Ravel: La Valse
Ravel: Piano Concerto in G major
Stravinsky: The Rite of Spring
Martha Argerich (piano)
Zubin Mehta (conductor)
Martha Argerich notwithstanding, this was, I am afraid, a disappointing concert: in the vein of Zubin Mehta’s Berlin Philharmonic Bruckner Eighth in the autumn, only more so. Perhaps that was because what can to a certain extent pass muster in Bruckner, at best letting the music flow without interference, leads to scrappiness and other lack of necessary control in Ravel.
At any rate, near collapse at two moments in the first movement of the G major Piano Concerto can hardly be accounted a positive; likewise bizarre orchestral balances, seemingly resulting less from an eccentric hearing of Ravel than from an inability to hear him at all. It was difficult to escape the view that the concerto and especially this movement would have been better off without a conductor. Once the fabled tigress of the keyboard took the lead, there was much to enjoy in terms of pellucidity, drive, and clarity, not least of the rhythmic variety. Her opening solo in the slow movement was everything one could wish for: line, voicing, nobility, a refusal to mistake sentiment for sentimentality. Beating time, Mehta did a reasonable job for the most part, despite a couple of audibly difficult corners to turn. The Staatskapelle Berlin’s woodwind nevertheless sounded gorgeous.
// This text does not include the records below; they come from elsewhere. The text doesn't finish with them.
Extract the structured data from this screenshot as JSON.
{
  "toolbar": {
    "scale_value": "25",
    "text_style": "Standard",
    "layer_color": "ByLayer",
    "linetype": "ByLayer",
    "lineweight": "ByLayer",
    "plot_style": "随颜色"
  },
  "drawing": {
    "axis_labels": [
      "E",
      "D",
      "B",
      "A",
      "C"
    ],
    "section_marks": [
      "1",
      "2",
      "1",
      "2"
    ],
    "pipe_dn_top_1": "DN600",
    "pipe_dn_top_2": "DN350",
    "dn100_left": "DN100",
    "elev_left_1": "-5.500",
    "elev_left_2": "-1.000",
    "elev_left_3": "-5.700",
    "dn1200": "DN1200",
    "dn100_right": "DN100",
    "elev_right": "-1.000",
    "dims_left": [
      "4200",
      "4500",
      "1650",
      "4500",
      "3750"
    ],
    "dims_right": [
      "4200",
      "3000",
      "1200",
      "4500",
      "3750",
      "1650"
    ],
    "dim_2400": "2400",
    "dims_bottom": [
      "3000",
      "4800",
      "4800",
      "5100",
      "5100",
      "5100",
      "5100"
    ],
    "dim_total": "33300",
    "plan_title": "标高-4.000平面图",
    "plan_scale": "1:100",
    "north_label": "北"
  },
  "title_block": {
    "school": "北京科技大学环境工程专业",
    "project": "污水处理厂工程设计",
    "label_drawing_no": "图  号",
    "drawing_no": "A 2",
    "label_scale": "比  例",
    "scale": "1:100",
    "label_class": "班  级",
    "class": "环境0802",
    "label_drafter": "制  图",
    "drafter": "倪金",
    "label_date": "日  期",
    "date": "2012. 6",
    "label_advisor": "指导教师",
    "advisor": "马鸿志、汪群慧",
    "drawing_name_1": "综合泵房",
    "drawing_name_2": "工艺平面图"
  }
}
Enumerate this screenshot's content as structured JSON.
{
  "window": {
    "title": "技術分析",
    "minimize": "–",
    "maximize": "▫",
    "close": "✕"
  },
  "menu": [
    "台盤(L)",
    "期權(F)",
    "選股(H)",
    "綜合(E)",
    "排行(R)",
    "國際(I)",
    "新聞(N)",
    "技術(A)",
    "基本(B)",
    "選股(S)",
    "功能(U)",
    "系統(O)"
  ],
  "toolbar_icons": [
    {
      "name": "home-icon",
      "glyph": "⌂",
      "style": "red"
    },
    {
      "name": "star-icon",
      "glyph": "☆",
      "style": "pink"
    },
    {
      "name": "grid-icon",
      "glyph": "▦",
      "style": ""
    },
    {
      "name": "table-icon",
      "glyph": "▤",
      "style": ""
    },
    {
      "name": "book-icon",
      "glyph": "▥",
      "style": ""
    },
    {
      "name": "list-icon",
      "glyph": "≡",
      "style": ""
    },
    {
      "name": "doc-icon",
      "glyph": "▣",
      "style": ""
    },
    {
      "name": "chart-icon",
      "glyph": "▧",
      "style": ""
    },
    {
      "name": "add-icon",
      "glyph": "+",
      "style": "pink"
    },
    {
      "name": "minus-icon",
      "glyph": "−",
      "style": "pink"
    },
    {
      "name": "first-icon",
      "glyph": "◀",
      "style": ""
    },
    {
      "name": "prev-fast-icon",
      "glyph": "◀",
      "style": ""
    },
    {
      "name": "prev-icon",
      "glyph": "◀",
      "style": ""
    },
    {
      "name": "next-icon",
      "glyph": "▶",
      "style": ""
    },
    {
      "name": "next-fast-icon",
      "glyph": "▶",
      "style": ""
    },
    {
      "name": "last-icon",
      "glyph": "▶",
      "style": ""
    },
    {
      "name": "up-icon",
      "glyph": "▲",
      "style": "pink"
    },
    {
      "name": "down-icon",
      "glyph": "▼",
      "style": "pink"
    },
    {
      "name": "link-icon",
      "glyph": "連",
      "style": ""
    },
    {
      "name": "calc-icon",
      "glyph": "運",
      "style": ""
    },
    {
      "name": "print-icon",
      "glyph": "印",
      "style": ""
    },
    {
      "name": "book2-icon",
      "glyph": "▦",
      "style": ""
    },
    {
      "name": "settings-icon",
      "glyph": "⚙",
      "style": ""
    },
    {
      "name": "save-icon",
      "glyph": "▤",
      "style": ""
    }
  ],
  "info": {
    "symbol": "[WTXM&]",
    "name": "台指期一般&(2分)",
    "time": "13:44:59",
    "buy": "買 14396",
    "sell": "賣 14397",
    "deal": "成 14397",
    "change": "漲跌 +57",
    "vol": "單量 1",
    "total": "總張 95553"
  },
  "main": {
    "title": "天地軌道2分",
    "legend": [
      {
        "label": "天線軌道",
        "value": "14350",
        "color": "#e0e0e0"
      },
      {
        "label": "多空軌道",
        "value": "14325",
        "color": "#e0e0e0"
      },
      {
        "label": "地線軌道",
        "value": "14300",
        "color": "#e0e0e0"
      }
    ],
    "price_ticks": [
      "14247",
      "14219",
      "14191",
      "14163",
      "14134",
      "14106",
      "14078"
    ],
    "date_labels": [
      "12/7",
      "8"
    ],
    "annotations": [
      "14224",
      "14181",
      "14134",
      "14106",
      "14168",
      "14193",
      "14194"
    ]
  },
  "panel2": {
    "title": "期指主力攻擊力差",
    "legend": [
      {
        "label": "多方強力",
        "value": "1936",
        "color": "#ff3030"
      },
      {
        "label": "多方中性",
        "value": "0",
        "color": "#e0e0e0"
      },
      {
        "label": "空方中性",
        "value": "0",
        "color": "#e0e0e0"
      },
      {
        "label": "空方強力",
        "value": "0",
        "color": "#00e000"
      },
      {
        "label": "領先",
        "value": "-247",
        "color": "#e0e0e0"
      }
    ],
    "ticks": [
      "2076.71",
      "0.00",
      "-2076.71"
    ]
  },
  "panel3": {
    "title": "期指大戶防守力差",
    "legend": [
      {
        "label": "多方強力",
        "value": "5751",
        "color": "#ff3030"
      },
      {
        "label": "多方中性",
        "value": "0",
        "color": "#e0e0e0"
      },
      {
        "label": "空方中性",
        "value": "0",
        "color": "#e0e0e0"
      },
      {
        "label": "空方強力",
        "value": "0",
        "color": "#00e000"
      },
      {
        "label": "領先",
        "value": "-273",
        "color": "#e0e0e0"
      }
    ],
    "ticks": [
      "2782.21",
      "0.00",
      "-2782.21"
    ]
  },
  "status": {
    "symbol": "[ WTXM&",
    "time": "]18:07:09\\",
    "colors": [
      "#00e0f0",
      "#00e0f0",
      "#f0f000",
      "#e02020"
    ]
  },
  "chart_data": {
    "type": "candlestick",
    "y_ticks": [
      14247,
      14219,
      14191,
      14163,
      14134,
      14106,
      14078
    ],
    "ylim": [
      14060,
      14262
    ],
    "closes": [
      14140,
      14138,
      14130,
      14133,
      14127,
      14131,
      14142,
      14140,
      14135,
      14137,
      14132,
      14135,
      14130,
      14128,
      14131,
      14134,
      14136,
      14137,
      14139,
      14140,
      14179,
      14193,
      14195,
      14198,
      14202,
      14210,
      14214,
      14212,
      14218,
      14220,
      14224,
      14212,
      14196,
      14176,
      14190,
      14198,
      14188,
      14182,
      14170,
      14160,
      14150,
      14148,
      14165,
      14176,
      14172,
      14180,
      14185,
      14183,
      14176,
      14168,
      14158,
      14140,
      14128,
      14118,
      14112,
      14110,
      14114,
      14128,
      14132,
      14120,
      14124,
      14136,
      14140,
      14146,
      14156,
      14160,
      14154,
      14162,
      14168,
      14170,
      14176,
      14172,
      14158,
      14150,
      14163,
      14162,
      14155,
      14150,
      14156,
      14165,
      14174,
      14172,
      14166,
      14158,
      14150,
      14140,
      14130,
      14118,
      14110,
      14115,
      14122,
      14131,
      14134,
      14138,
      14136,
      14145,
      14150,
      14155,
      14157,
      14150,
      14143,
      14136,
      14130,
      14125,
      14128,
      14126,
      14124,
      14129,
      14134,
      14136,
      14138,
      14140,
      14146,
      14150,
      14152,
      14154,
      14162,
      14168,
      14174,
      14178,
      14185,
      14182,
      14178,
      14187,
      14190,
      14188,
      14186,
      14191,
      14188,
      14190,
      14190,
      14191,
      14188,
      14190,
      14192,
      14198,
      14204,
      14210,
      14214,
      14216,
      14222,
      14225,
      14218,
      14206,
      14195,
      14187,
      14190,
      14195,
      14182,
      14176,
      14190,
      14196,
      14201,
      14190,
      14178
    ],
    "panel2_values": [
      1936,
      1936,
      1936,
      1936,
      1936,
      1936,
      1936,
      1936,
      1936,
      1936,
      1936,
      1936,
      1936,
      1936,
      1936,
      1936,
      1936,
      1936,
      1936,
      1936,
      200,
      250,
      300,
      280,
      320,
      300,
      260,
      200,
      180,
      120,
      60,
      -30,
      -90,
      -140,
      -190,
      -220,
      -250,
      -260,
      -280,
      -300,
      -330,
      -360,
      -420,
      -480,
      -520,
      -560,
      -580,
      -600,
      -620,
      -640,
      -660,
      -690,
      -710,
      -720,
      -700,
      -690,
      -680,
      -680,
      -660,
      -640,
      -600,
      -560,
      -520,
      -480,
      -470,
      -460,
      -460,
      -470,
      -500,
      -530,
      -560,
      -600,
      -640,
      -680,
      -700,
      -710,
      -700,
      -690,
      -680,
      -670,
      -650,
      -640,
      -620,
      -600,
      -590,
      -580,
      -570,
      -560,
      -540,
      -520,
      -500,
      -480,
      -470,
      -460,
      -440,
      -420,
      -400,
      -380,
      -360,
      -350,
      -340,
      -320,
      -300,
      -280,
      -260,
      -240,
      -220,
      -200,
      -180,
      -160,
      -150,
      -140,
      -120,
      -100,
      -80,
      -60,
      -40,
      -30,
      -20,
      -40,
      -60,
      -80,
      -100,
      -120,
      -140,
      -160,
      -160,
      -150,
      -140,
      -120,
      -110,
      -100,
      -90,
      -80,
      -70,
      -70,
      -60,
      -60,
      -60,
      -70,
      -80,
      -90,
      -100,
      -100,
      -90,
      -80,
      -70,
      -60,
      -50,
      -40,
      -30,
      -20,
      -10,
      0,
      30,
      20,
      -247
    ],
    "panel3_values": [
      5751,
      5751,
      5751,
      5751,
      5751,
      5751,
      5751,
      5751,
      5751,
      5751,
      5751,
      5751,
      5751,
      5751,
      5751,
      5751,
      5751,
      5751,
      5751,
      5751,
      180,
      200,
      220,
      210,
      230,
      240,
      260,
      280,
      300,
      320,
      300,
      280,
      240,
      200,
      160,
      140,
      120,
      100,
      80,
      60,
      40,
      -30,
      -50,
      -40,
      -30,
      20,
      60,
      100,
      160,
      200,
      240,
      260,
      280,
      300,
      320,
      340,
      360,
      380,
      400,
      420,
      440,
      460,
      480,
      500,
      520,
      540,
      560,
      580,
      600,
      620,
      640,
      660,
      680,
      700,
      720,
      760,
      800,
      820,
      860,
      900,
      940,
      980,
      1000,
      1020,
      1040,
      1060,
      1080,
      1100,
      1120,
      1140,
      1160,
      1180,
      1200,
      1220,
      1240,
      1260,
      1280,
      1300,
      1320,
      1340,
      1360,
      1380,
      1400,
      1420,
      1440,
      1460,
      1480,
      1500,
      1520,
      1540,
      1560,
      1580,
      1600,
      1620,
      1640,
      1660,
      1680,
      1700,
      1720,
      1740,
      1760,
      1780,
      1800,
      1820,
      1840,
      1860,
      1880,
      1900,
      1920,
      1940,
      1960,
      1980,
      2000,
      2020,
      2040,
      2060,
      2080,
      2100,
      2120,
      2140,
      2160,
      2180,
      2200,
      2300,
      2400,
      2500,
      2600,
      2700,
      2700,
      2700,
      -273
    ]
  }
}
Argerich’s pianism proved in equal measure muscular and variegated, spot on throughout the finale. When she was not playing and occasionally even when she was, Mehta’s tendency was to let the orchestra fall behind.
La Valse, preceding the concerto, had perhaps fared better, so long as one were not looking for revelation. Growling double basses – eight of them – at the opening augured well, but soon the performance had fallen strangely rigid. When Mehta intervened a little more, it helped; that is, until he drove the score too hard. Again there were wonderful woodwind solos, often allied to string playing of sheen and depth: recognisably this great orchestra. Overall form, however, remained elusive in a performance that seemed simply to move from phrase to phrase, sometimes even bar to bar. The sign-off was, by any accounts, bizarrely plodding.
To my surprise, The Rite of Spring probably came off best, albeit in strictly relative terms. So long as one were not expecting Pierre Boulez or Esa-Pekka Salonen, there would have been enough to make sense of the piece. Its opening in particular verily teemed with signs of rebirth, capturing fascinating instrumental combinations and balances and relationships between freedom and metrical precision prophetic for later-twentieth-century modernism. For most of the first part, there was nothing eccentric about Mehta’s tempi, nor did he lose momentum. Indeed, tension increased, notwithstanding a few strange decisions concerning balance. Stravinsky’s rite became more involving, seemingly of its own ‘volition’ or at least material: that is surely the trick here, at least to mainstream Rite interpretation. There was something properly horrifying to the apparent automation of the Procession of the Sage, although its immediate aftermath fell oddly flat. The final dance of the first part, however, perked up. Alas, the second part was somehow rather on the dull side. There was nothing really to complain about, save for an overtly sectional approach. It was neither involving nor intriguingly ‘objective’, just ultimately rather nondescript and lacking in cumulative power. I have never felt less thrilled at the close.